Of course, the assumption by most people is that you flush the toilet when you have completely finished your bathroom business. Everything is whisked away like a distant memory. Yet some memories tend to hang around and sometimes your bathroom business takes you a little longer to complete. Instead of waiting to the end, a Courtesy Flush removes your ‘work in progress’ and takes with it some of the accumulating aroma.
The courtesy flush doesn’t 100 percent eliminate the smell, but it can help dramatically reduce it. (Of course, you should still flush again at the end!)
Sure this system will require two flushes, the Courtesy Flush, and your finishing flush, thereby using more water. But, in my opinion, reducing the unpleasant smell far outweighs the extra water usage. Plus the Courtesy Flush isn’t something you’re going to use for all bathroom visits, just the “heavy hitters.”
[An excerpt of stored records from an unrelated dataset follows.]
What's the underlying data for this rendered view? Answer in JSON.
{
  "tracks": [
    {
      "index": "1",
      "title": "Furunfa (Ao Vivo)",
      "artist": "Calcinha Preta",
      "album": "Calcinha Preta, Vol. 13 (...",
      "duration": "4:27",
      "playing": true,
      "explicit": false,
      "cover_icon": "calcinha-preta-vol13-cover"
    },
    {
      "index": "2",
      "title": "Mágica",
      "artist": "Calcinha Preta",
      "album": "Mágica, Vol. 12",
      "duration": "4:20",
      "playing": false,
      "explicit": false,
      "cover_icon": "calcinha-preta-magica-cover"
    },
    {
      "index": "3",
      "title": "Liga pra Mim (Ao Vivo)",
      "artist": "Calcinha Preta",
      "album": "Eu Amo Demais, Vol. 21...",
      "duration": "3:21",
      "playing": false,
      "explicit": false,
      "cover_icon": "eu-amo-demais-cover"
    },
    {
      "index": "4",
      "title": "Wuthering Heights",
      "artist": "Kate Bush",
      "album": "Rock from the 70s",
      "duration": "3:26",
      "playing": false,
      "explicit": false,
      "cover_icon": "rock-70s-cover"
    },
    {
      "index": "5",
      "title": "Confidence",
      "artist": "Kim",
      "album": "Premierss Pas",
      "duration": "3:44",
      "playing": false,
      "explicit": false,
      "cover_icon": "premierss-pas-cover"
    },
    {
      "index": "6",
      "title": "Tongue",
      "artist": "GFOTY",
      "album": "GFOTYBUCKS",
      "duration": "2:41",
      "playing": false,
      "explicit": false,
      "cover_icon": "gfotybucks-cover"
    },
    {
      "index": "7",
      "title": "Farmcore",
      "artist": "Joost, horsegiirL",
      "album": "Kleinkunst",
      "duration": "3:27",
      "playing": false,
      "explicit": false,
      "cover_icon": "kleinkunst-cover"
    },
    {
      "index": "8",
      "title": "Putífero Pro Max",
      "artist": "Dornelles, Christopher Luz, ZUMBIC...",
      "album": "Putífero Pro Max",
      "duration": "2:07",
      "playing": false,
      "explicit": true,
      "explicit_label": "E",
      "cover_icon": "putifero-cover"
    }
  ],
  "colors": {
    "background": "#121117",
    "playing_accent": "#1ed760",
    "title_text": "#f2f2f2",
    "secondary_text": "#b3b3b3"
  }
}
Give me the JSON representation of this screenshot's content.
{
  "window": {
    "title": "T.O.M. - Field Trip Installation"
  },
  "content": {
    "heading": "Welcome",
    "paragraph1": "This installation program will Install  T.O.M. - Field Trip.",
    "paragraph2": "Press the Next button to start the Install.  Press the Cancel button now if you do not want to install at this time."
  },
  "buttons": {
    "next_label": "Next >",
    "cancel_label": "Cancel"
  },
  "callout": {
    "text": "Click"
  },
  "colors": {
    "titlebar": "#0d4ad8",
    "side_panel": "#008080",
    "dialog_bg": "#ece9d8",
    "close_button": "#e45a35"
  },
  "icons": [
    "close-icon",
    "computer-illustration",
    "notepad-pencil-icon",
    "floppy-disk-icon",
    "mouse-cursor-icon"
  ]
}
We also recommend these great liquid air fresheners to further reduce bathroom smells:
As grown adults, most of us use courtesy flushes if we’re in a public bathroom and don’t want to annoy stall neighbors, or if we find ourselves sitting on the throne while a guest at someone’s home. But I believe the courtesy flush is also a good thing to use at home… especially for young kids.
How To Teach Your Kids to Courtesy Flush
It may sound like a silly and awkward lesson to teach your kids to “courtesy flush” but it will be one they will benefit from — believe me. (So will their future roommates, party hosts, and significant others.) I’m not saying it will reduce all unpleasant odors either but it will cut down on their overpowering nature. No one likes to have comments made about him or her after they’ve left the bathroom, feeling self-conscious knowing someone will enter the room after them.
So the lesson for kids is simple: be courteous in the bathroom, use the Courtesy Flush.
And there are two ways you can teach your child that lesson:
- While you’re potty training them in the first place, or
- After they’ve already started using the bathroom on their own
Of these two, the first one is way easier because it makes the courtesy flush an automatic part of the “number two” experience; they’ll do it without even thinking about it. But either way can work.
#1 Teaching the courtesy flush during potty-training:
- Once your child has graduated to sitting on the real toilet, teach the courtesy flush as one of the basic steps of “going” — just like putting the seat down before sitting, or flushing at the end.
- Make a simple “two flush rule” — this is easy for any child to follow.
- You may not even have to explain the reason for the courtesy flush. Your child is learning a lot, so focus on their confidence in using the toilet, and leave the “smell” explanations for later.
- Obviously, your child only needs to use the courtesy flush for a number two. But if they do it when they pee as well, that’s fine for now.
#2 Teaching the courtesy flush later on:
- To teach the courtesy flush, later on, you will need to need to explain the reason for it. It’s okay to talk about how everybody can be a little smelly in the bathroom.
- Frame the courtesy flush as something you do to be kind to other people, or because you love the other people in your family. Younger children especially will often care more about this than the “functional” part about creating less smell.
- If your child is older and learning to read (or has already learned), hang up a cute reminder sign where they will see it. The ideal sign is at child-eye-level, posted opposite the toilet. (No one will notice a sign above the toilet when they are sitting down!)
It’s good to use a lot of positive reinforcement with older children since you’re basically “retraining” them. Ask them if they did the extra flush, and if so, tell them how considerate they are and how much you appreciate it.
How do you deal with bathroom smells in your home?
How do you cut down on bathroom aromas? Is the term Courtesy Flush new to you? Have you ever had to teach an awkward parenting lesson in your family?